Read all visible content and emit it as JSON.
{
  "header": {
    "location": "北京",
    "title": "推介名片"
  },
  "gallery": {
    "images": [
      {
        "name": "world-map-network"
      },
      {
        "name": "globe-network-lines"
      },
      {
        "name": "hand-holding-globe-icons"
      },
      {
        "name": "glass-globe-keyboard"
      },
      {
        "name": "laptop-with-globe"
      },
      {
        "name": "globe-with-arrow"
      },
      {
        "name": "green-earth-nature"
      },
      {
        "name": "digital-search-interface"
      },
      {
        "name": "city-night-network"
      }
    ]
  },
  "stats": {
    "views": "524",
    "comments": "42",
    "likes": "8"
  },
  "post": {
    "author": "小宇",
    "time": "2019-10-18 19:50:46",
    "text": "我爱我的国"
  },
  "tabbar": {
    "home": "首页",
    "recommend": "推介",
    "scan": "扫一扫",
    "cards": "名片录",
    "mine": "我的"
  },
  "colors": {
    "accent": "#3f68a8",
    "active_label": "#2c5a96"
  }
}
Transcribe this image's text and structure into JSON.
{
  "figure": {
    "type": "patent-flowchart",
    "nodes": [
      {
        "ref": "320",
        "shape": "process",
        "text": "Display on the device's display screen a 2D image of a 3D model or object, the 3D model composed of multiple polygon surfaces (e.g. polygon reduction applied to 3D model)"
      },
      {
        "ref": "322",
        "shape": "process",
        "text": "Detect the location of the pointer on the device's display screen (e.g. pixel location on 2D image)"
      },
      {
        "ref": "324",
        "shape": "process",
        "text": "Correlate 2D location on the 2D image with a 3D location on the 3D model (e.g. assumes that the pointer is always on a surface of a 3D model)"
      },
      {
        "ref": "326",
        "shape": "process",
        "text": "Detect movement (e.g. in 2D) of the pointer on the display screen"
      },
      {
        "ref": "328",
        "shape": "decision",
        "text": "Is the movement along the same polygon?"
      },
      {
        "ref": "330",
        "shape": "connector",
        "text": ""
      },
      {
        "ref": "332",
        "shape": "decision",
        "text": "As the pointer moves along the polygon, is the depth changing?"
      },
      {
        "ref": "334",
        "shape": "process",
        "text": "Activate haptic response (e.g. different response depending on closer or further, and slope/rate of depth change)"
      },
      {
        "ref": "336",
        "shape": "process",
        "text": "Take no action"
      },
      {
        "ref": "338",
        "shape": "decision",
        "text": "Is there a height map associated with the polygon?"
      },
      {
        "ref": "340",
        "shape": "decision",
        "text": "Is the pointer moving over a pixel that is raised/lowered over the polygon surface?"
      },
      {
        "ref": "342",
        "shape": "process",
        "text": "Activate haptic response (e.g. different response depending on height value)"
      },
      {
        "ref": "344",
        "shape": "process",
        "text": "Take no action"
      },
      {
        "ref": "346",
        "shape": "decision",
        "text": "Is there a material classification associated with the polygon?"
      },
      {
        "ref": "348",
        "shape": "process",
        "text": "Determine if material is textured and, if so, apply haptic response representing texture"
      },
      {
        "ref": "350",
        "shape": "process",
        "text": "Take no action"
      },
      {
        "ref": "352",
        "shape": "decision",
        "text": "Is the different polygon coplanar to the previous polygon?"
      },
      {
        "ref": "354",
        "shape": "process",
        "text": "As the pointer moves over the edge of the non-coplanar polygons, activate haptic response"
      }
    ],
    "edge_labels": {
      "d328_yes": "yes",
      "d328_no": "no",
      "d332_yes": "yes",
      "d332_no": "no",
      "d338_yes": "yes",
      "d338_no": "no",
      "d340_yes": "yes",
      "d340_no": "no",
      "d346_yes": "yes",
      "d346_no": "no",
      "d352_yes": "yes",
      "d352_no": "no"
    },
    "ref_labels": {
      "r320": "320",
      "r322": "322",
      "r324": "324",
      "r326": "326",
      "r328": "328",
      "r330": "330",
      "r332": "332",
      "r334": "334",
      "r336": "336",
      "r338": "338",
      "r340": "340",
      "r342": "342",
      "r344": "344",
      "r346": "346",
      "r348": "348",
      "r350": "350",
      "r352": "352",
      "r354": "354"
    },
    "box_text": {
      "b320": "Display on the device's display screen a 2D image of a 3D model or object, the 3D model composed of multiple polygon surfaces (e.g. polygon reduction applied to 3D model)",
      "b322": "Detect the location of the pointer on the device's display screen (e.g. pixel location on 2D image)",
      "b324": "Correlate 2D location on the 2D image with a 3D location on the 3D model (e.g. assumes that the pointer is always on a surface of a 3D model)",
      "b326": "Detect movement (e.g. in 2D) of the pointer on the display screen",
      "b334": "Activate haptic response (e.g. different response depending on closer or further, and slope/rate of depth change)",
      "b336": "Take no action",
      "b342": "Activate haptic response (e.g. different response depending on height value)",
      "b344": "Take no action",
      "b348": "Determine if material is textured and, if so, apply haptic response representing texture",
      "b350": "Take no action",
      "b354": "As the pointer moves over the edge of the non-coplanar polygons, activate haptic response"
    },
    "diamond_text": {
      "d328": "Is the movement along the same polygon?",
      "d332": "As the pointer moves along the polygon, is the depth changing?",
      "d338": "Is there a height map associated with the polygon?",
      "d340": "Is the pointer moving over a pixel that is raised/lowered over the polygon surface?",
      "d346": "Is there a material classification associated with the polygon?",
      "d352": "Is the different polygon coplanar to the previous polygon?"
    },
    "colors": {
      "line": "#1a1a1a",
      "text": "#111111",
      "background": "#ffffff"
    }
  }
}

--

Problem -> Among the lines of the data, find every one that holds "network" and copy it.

Result of this exercise ->
        "name": "world-map-network"
        "name": "globe-network-lines"
        "name": "city-night-network"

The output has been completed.